Mika Gröndahl’s brief article highlights the benefits of passive houses and includes a visual representation of the main technologies such as insulation, passive house windows, and heat recovery ventilation which make it possible for passive houses even in cold climates to require little energy to heat. When the author writes “While they are increasingly popular in Germany and Scandinavia, passive houses have yet to make inroads in the United States” he fails to recognize that passive houses have indeed arrived in North America.
(To view the NY Times article from April 30, 2009 click Download Snug and Tight - Interactive Graphic - NYTimes.com
In 2003, the German architect and co-founder of the Passive House Institute US (PHIUS) Katrin Klingenberg built the first residential passive house in Urbana, Ill using the specific practices, technologies, and energy modeling tools developed by PHI and Dr. Feist to achieve Passive House standard.
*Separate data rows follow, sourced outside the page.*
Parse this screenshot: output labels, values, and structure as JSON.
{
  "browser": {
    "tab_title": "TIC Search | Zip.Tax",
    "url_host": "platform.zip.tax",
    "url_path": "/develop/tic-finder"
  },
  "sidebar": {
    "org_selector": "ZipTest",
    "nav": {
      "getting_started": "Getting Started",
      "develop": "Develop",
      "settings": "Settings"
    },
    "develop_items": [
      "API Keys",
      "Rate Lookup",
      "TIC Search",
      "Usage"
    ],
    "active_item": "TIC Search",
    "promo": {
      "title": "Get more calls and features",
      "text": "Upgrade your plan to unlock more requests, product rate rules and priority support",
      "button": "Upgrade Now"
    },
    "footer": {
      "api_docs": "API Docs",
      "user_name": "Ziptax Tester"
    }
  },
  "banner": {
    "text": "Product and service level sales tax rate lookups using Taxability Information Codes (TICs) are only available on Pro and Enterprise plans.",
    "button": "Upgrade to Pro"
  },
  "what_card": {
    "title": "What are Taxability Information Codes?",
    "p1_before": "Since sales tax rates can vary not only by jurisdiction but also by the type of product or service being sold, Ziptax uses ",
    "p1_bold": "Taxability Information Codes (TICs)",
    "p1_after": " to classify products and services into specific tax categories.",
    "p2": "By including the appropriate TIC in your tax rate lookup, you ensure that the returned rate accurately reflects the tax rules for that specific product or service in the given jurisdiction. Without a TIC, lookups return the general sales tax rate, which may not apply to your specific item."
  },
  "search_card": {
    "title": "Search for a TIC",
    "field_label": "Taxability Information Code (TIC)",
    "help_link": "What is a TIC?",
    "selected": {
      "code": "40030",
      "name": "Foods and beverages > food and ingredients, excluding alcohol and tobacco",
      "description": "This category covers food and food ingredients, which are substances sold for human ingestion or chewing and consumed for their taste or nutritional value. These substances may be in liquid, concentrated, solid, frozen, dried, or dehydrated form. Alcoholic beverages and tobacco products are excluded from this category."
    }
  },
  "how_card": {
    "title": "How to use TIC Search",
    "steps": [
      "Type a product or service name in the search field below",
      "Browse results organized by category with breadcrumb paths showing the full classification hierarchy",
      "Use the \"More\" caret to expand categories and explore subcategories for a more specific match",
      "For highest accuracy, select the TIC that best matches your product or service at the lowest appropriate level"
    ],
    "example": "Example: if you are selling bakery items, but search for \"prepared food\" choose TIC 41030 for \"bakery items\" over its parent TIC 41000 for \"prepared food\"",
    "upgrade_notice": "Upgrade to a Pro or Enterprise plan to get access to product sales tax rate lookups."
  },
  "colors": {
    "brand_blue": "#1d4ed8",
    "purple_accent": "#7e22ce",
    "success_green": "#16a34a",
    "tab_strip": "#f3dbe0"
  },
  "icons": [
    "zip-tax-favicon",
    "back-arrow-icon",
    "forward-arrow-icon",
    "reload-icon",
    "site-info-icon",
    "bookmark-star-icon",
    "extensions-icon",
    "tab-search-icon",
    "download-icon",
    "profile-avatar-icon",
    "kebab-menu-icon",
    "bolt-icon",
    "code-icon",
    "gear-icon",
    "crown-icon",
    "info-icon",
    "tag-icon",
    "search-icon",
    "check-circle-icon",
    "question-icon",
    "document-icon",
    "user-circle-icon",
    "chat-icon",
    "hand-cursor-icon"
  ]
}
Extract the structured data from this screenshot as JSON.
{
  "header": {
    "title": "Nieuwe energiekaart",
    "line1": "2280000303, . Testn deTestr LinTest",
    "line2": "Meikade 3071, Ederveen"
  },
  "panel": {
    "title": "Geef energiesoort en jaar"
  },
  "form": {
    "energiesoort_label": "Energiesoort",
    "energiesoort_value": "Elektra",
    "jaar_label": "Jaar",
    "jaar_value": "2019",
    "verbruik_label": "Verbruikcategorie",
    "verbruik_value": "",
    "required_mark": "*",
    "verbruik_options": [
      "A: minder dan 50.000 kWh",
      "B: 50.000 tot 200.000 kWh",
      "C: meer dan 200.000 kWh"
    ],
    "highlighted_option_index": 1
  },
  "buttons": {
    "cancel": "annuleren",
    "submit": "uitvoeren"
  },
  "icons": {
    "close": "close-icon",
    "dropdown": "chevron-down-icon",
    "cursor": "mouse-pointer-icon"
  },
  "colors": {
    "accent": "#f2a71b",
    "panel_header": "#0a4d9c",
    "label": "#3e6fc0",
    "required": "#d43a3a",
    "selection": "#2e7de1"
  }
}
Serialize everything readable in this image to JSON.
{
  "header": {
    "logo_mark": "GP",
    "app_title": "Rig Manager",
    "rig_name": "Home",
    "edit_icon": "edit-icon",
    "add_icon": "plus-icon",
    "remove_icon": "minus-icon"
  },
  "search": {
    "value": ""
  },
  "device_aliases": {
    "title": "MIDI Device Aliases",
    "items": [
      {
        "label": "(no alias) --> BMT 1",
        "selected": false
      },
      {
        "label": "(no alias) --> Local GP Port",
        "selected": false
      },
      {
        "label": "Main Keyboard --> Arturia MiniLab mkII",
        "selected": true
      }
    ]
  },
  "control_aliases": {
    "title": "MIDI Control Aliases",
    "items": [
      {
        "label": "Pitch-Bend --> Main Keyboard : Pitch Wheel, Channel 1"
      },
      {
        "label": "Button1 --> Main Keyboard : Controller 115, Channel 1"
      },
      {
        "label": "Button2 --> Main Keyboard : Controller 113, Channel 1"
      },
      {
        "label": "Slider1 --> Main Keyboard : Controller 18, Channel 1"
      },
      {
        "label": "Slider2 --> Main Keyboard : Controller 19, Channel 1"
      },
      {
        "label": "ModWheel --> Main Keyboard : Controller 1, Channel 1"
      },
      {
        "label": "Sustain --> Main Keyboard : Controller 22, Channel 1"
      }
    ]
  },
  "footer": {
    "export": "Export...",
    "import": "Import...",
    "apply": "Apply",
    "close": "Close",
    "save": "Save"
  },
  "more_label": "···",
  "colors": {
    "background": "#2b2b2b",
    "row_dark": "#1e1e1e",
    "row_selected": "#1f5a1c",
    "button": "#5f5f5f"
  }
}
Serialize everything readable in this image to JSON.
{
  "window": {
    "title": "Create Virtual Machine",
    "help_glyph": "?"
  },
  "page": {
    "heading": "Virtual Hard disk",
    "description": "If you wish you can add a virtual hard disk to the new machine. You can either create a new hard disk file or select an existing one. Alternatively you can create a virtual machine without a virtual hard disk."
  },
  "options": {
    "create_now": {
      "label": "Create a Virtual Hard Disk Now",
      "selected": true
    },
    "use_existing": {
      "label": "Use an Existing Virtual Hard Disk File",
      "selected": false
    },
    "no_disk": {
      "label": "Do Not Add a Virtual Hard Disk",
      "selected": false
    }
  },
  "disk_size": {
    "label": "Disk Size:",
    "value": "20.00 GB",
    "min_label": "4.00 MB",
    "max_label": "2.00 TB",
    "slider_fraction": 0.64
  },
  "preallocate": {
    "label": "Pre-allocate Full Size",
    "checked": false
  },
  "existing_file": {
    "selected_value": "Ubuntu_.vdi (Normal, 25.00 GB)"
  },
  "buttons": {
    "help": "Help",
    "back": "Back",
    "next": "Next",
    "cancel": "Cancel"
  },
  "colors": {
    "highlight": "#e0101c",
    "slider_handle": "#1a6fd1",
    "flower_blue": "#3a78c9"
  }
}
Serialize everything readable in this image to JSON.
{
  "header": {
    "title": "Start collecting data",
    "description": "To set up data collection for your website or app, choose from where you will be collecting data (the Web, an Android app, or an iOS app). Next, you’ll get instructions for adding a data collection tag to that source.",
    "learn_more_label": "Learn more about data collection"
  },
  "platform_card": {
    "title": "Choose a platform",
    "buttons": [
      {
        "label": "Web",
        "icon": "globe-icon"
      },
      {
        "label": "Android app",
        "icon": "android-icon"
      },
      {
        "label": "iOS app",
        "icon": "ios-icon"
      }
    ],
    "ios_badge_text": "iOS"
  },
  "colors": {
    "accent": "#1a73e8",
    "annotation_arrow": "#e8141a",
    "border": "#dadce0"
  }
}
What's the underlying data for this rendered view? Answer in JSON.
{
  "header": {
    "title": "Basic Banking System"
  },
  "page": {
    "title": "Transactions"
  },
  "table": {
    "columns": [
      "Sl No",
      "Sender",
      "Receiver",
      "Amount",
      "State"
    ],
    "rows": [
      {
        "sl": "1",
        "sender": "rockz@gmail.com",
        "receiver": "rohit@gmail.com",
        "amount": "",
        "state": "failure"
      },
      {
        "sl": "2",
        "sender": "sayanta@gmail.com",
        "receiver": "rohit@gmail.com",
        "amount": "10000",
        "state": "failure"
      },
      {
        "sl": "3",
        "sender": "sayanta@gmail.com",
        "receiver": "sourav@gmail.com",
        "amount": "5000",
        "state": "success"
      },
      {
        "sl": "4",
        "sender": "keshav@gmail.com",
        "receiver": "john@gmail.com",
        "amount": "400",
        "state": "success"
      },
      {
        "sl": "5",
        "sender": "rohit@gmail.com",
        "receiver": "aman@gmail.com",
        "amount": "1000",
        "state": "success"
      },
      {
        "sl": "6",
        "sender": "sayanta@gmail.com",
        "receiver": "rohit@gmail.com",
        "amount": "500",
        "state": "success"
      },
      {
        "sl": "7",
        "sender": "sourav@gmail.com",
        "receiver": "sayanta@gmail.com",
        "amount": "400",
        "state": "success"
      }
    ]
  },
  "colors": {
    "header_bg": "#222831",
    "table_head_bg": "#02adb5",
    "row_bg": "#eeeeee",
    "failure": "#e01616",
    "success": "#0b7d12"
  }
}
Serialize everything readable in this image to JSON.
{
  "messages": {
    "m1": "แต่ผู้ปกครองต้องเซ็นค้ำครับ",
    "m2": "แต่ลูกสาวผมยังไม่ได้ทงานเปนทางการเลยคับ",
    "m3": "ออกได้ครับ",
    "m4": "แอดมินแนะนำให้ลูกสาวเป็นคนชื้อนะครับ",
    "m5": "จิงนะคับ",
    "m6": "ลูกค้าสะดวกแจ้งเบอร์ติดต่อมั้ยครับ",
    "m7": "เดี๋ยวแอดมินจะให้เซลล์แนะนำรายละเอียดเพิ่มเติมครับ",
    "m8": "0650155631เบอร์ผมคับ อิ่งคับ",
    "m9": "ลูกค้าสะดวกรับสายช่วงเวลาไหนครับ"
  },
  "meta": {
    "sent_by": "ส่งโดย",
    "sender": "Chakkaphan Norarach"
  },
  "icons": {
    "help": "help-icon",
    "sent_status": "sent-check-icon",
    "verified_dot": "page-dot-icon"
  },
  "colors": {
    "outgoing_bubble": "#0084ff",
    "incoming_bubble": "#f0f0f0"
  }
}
Currently approximately ten pioneering building projects in the United States are either close to achieving or have achieved the passive house standard. These projects are introduced in the recently published book: Homes for a changing Climate. Passive Houses in the U.S. by Katrin Klingenberg, Mike Kernagis, and Mary James.
One of the prime examples of passive houses in the United States is the Waldsee BioHaus Environmental Living Center at the German Language Village in Bemidji, Minnesota. Constructed in 2005-2006, Waldsee BioHaus is the first officially certified Passivhaus on this continent representing modern German architecture and sustainable building design. The BioHaus is both residence and environmental learning center for language enthusiasts who come to Waldsee, not only during our many summer programs, but also year round, to learn about German culture, the environment, renewable energy systems, and sustainable living while being immersed in the German language.
Visitors to the BioHaus experience first hand the comfort of natural lighting and solar warmth with 100% fresh air ventilation, as well as the beauty of modern sustainable architecture and cutting edge technology. All hot water is a product of direct sunlight, and the average ambient temperature of 70 degrees is a result of modern geothermal technology.
Whether you are interested in learning the German language or discovering the technological advancements in green living German speaking Europe has to offer, Concordia Language Villages offers summer and year round opportunities for young and old to explore the Waldsee Biohaus. Join us for one, two, or four weeks this summer, or visit us during one of our International Day celebrations in July and August when we offer free tours of the Biohaus.
For more information on how your child or your family, your group or your science class can discover Waldsee BioHaus click on one of the following links:
Renewable Energy Program for science classes (6-10th grade) click Download BioHaus MS-HS science renewable energy program flyer with schedule.rev.5-6-09
BioHaus tours - for scheduling call 218-556-1347 or email email@example.com
BioHaus brochure click Download BioHausbrochure09inone